• **Your goal**:
In the entries below, find each line with the string "Onboard" and copy it.

• **Component data from apps and pages**:
+===+
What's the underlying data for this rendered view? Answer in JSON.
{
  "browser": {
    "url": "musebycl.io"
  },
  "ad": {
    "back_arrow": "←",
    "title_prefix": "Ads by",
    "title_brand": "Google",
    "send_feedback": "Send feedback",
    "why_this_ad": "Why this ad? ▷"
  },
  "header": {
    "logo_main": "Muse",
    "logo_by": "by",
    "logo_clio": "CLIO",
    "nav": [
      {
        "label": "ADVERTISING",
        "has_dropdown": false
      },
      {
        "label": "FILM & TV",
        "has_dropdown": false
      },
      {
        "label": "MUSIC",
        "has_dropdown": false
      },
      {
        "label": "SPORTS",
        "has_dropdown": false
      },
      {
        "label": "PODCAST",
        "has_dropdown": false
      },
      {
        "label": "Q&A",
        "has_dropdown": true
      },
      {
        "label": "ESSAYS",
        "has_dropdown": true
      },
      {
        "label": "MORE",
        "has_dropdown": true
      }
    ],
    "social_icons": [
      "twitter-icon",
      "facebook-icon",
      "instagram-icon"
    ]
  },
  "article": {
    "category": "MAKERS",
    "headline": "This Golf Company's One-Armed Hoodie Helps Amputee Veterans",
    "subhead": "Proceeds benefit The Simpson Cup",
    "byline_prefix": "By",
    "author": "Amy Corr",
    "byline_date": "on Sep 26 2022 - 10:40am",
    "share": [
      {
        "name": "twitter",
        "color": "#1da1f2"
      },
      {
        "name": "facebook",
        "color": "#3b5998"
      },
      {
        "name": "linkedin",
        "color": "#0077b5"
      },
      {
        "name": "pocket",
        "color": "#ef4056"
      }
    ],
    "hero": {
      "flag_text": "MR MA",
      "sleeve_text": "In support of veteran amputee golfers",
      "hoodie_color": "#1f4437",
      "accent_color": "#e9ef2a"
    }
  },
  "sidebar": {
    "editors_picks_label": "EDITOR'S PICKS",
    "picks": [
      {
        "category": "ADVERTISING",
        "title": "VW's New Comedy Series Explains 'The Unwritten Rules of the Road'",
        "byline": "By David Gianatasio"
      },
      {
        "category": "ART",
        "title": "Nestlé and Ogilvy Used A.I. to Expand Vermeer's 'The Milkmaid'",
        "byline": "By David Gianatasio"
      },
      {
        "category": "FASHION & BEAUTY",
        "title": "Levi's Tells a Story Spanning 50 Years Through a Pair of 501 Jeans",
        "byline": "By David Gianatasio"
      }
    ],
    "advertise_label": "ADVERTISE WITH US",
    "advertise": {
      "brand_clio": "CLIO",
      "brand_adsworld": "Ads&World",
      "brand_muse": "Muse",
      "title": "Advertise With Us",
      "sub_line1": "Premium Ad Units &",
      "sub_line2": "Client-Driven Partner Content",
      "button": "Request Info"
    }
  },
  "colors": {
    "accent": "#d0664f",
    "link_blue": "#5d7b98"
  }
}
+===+
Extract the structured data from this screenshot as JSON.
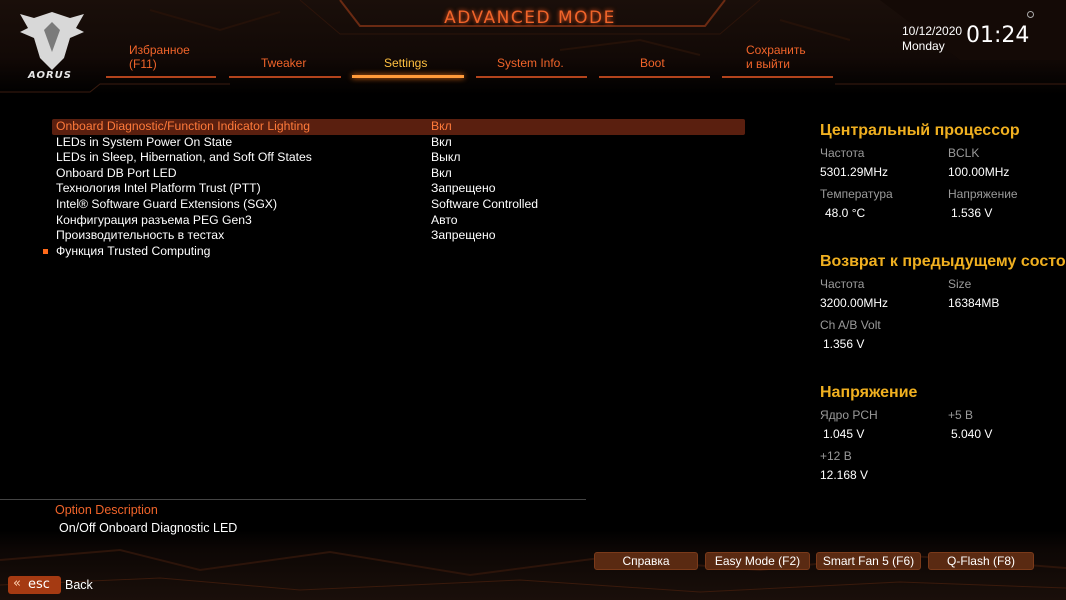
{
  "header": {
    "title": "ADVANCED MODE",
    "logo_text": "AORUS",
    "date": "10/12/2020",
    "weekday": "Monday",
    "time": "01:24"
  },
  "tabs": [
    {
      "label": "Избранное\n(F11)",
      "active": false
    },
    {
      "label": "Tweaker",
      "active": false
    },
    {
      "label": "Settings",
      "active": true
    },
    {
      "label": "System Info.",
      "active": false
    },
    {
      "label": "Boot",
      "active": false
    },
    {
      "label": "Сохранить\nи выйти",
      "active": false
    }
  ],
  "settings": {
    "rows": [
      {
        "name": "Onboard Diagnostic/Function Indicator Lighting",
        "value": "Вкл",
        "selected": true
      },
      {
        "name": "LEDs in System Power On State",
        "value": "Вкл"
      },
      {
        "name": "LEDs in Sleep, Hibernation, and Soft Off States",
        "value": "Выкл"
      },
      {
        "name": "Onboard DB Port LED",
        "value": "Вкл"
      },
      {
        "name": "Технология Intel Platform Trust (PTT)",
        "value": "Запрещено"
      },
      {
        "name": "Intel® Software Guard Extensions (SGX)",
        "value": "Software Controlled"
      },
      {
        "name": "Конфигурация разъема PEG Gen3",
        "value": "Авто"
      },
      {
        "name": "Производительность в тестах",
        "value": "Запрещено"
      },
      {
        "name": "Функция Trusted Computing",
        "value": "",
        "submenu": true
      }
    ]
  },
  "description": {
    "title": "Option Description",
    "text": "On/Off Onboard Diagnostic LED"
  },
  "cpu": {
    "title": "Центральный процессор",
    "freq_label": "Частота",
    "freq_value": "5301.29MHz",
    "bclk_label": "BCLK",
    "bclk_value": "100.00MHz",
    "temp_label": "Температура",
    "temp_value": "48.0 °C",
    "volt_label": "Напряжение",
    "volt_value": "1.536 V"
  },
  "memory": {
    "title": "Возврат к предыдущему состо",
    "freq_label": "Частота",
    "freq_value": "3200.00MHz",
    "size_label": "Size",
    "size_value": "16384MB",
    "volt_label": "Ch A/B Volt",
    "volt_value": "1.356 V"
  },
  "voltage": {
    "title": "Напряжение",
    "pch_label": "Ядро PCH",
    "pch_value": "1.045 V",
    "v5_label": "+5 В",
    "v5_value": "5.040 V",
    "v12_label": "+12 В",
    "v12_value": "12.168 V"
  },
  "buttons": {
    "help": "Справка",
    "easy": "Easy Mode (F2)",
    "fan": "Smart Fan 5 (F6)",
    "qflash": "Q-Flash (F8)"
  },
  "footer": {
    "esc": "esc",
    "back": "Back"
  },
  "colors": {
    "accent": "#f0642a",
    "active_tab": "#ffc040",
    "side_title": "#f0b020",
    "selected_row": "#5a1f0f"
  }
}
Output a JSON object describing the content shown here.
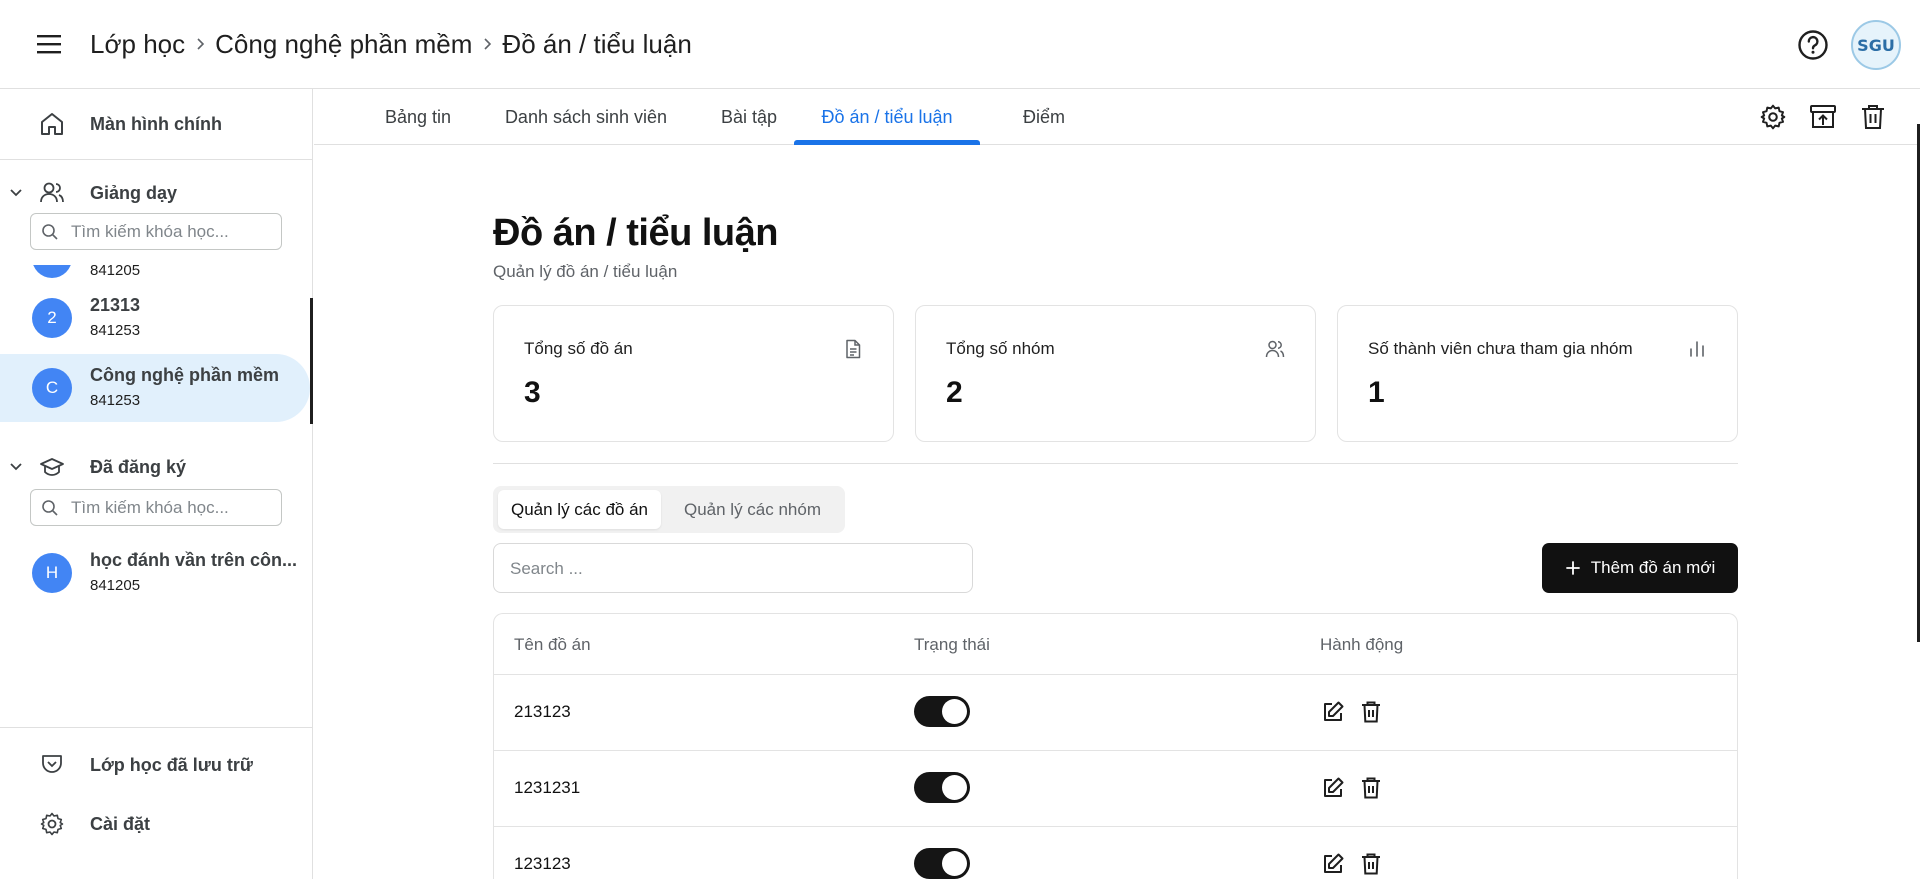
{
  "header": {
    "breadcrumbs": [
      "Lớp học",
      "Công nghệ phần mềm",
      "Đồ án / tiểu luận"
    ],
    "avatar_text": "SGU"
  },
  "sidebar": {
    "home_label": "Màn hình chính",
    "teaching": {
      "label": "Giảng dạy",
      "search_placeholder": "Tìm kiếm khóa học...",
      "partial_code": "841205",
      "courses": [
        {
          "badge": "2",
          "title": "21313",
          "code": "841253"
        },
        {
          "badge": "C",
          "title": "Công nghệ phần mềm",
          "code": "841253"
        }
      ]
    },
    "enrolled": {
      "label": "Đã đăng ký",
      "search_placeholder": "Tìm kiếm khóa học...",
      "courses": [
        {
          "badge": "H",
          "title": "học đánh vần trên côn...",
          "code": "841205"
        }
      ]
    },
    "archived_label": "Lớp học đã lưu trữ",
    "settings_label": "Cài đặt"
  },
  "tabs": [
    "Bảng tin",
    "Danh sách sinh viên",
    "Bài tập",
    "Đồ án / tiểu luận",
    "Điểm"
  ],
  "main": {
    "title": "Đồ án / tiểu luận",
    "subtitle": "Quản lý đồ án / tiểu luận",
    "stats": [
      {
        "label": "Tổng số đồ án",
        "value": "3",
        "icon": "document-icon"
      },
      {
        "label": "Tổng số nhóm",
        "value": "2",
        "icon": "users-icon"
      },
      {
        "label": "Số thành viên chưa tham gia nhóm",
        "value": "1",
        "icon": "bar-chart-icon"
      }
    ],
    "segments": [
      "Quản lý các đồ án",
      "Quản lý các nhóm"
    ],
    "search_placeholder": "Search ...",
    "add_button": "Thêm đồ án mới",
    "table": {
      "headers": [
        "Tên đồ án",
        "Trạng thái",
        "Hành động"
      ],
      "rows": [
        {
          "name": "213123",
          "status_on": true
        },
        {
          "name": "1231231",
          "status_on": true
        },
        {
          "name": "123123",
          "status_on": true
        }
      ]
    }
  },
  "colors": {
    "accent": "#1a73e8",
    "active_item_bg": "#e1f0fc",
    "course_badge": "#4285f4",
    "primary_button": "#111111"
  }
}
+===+
• **The answer**:
        "name": "Onboard Diagnostic/Function Indicator Lighting",
        "name": "Onboard DB Port LED",
    "text": "On/Off Onboard Diagnostic LED"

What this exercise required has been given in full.